We write to you today as a Coalition of Black and Brown women and mothers who have seen and experienced firsthand the devastating impacts of the War on Drugs on our communities and the collateral consequences experienced by those with low-level drug convictions.
For many years incarcerated people, their family members, activists and organizers have called on people with power to use some of their authority to end the War on Drugs.
-Nekima Levy Armstrong, civil rights attorney and executive director of the Wayfinder Foundation
“Even though I became the ‘Poster Child’ for federal drug sentencing gone wrong in the 1990s, and was granted executive clemency by President Clinton in December 2000, there are still many other incarcerated women of color, like my friend Michelle West, who are waiting on their opportunity to live lives that would overshadow who they used to be, if given the opportunity. Clemency is her only hope.”
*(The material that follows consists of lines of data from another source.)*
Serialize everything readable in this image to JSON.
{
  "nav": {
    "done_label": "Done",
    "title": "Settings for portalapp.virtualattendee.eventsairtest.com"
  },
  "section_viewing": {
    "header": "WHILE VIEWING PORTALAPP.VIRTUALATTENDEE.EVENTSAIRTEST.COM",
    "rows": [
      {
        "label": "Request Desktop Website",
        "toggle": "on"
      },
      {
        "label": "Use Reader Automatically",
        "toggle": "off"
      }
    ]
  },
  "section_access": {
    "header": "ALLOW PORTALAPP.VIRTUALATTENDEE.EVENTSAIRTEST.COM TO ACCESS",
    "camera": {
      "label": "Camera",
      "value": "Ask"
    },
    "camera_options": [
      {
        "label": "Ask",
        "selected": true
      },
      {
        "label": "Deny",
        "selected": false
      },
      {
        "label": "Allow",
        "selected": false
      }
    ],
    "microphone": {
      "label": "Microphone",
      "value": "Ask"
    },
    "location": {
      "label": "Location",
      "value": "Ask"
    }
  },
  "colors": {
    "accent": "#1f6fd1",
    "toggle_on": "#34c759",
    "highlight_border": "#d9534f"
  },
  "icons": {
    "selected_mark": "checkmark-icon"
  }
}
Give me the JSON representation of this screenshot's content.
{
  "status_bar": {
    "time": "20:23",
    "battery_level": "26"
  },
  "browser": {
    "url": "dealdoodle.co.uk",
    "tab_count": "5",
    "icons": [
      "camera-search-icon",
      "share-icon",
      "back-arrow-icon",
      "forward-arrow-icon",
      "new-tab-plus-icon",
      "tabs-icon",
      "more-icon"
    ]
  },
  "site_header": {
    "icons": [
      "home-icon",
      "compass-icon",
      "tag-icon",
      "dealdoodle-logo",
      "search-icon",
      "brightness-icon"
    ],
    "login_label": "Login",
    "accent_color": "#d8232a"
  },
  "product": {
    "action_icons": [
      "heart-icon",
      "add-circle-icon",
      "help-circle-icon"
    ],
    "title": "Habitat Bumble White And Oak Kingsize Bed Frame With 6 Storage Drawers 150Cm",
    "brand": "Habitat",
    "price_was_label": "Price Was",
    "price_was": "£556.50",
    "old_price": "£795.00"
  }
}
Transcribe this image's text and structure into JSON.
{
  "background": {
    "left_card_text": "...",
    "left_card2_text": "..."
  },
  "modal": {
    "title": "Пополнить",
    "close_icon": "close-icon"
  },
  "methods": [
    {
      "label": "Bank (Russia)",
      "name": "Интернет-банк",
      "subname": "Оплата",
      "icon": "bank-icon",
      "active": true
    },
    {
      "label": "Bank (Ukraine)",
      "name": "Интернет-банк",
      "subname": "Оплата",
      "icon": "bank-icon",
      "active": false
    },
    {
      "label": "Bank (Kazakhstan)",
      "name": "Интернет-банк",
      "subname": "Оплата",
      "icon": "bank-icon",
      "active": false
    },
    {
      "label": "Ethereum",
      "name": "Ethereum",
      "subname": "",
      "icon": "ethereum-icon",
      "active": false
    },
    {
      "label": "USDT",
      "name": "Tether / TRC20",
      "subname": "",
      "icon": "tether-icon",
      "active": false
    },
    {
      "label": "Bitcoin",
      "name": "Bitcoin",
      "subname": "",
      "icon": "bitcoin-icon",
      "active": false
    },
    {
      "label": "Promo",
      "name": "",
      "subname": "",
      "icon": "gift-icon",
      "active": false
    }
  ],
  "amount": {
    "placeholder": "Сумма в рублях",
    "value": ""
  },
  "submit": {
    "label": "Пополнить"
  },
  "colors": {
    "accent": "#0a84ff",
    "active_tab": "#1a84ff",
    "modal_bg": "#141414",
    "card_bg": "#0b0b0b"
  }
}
-Kemba Smith, former drug war prisoner and author of “Poster Child: The Kemba Smith Story”
“Your decisions represent a necessary—and long overdue—change that will affect thousands of people who were convicted under federal drug laws (and rules governing the District of Columbia). “However, as one of the architects of the 1996 Crime Bill, you are likely aware that there are millions more people who are trapped under the crushing weight of other federal and state laws that use drugs as an excuse to criminalize poverty and mental health.”
-Chauntyll Allen, director of Criminal Justice Policy and Activism, Wayfinder Foundation
We demand sweeping changes, not just in regard to federal marijuana convictions, but to the entire set of laws that comprise the War on Drugs and that have led to mass incarceration in the United States.
Further, the federal government should pay reparations to the people and families affected by the War on Drugs. According to the ACLU, Black women are more than three times as likely as White women to be incarcerated, and Latinas are 69% more likely to be incarcerated than White women. A disproportionate number of these women are low-income and mothers of children under age 18.
When mothers are incarcerated, their families don’t just lose a primary caretaker, but also a primary wage earner. The effects of low-income women’s imprisonment exacerbate the economic inequalities that affect historically marginalized families and communities, while compounding economic consequences for generations to come.
Low-income Black and Brown women have also suffered turmoil from the loss of their parental rights due to marijuana possession and drug convictions. We demand a plan for the restoration and reunification of children and families caught in the drug war and an acknowledgment of the harms that have been caused.
Formerly incarcerated people are routinely denied access to jobs that pay a living wage, while unjust laws make it harder for families of incarcerated people to live in public or subsidized housing.
Young people with drug convictions have lost access to federal Pell Grants, which remains one of our society’s primary mechanisms for upward economic mobility for low-income students. None of the wealth stolen due to the drug war and mass incarceration has been returned to the people, and we will not stop fighting until it is.
We agree with your call to action to other leaders, including governors, to make changes at the state level to address the impacts of marijuana convictions for simple possession. However, we ask that you take things further by pushing for the repealing and dismantling of all the legislation that holds up the house of cards that comprises the War on Drugs.
We note, especially, the Congressional Black Caucus, which should play a stronger leadership role in unwinding the implicated federal policies, including mandatory minimums and the sentencing guidelines in drug cases, the egregious statutory differentials in sentencing for crack cocaine versus powder cocaine, the loss of discretion of federal sentencing judges, as well as draconian drug conspiracy laws—which prosecutors use disproportionately to punish low-income people of color, often outside of the court’s purview.
State laws must change as well, as there are more than 12 times as many people incarcerated at the state or local level for drug offenses compared to the federal level. States should repeal the laws that have these disparate effects, while using the other tools at their disposal to alleviate ongoing harm in the short term.
That should include issuing their own pardons, restoring felon voting rights, freeing drug prisoners, expunging criminal records of those affected, and decriminalizing marijuana, at the very least. The individuals who have faced unjust incarceration as a result of the drug war should also receive reparations as a result of the significant and irreparable harms they have experienced.
Finally, states and the federal government must reinvest the funds being wasted on every aspect of the War on Drugs back into low-income communities of color. Black and Brown communities in particular require deeper investments in high-quality employment opportunities, affordable housing and home ownership programs, youth programming, education, and youth entrepreneurship.
We also demand additional resources for re-entry services, so that people returning from jails and prisons are able to more successfully reintegrate back into society.
Thank you for taking important, yet long overdue action steps towards decriminalizing marijuana. At the same time, we urge you to go deeper in pushing for an end to the War on Drugs and setting more people free from unjust and unnecessarily harsh punishment for drug-related crimes.
We would welcome the opportunity to meet with you and other leaders to discuss our concerns and demands. Too often, the voices of Black and Brown women are not being heard when it comes to public policy matters like these, which impact us most directly. Thank you in advance for your consideration.